#### AIM OF THE TASK
Check each line of the material, and show the ones that include the word "test".

#### INFORMATION
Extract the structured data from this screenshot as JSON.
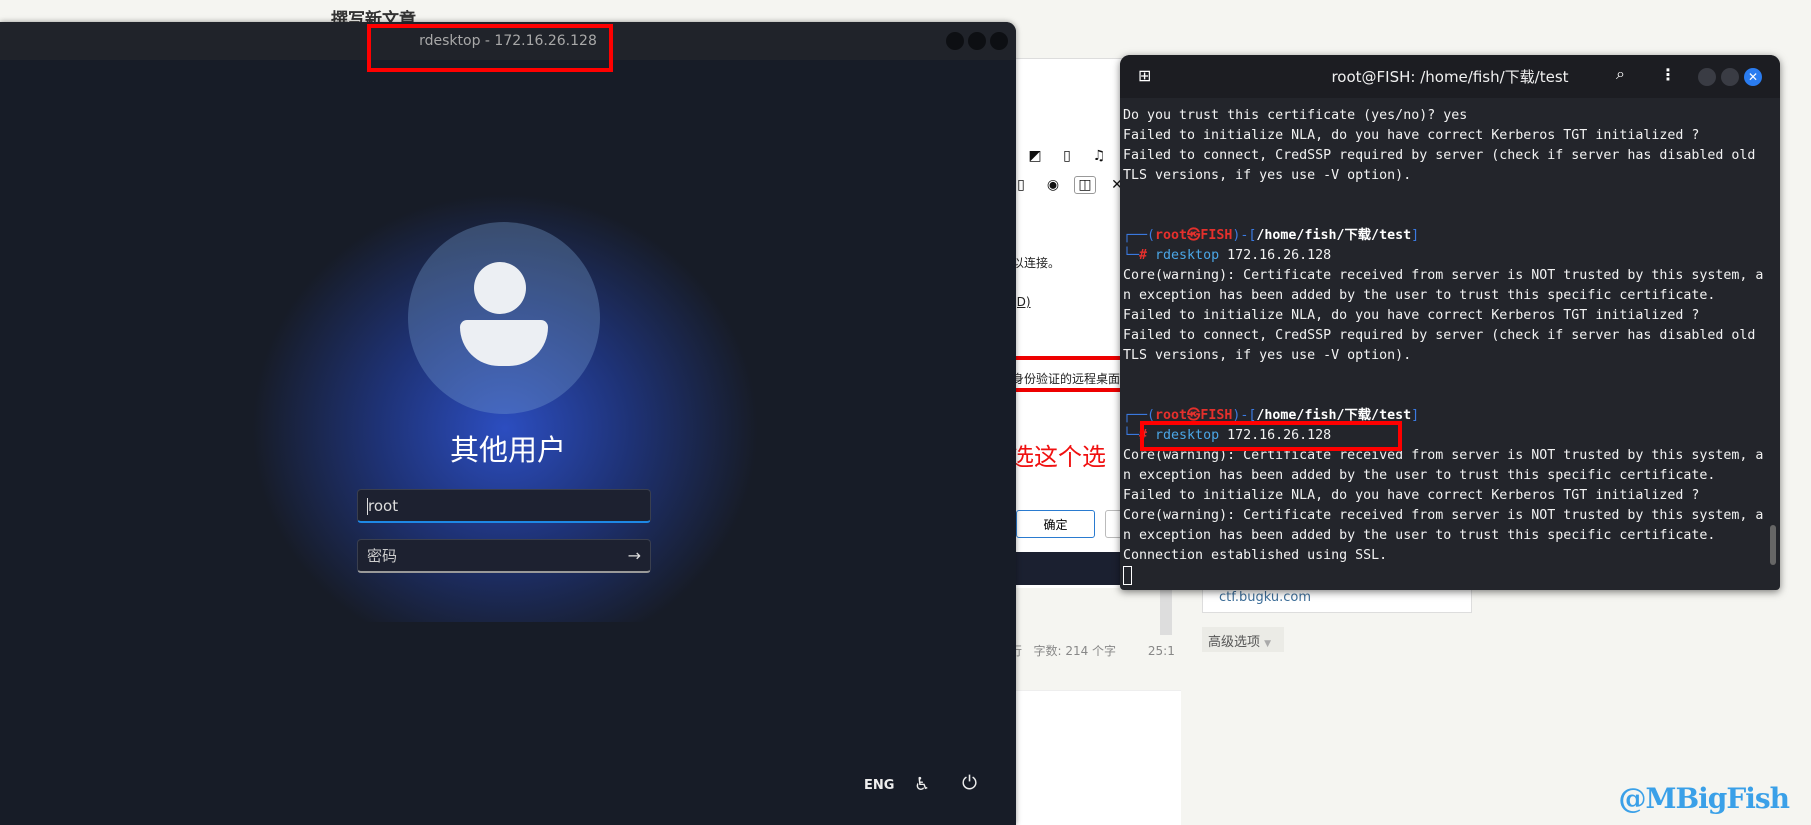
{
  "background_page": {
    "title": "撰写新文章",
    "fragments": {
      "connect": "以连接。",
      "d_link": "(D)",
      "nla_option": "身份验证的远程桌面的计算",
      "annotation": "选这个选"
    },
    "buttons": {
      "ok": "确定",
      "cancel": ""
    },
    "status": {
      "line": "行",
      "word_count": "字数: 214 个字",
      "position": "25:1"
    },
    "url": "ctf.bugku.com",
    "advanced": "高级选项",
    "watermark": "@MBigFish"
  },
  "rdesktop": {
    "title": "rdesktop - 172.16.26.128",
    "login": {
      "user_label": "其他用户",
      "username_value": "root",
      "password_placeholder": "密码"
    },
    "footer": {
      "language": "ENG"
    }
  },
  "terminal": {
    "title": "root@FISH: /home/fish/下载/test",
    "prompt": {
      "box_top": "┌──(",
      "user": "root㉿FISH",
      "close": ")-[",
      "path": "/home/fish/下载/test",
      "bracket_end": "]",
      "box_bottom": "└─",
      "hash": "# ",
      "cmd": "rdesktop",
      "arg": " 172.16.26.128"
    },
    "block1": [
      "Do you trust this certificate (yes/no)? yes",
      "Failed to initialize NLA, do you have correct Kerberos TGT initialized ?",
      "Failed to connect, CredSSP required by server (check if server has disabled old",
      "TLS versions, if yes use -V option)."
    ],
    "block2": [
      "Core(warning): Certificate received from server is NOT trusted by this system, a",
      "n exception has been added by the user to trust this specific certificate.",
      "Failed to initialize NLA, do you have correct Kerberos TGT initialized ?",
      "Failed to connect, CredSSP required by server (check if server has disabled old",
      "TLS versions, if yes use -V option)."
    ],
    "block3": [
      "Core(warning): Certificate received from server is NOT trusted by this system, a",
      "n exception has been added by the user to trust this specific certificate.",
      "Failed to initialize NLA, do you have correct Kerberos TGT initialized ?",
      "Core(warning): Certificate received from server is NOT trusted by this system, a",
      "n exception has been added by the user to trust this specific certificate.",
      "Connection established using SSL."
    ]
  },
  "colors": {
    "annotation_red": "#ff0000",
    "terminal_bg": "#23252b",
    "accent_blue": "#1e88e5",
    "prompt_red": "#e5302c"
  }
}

#### COMPLETED EXERCISE
    "title": "root@FISH: /home/fish/下载/test",
      "path": "/home/fish/下载/test",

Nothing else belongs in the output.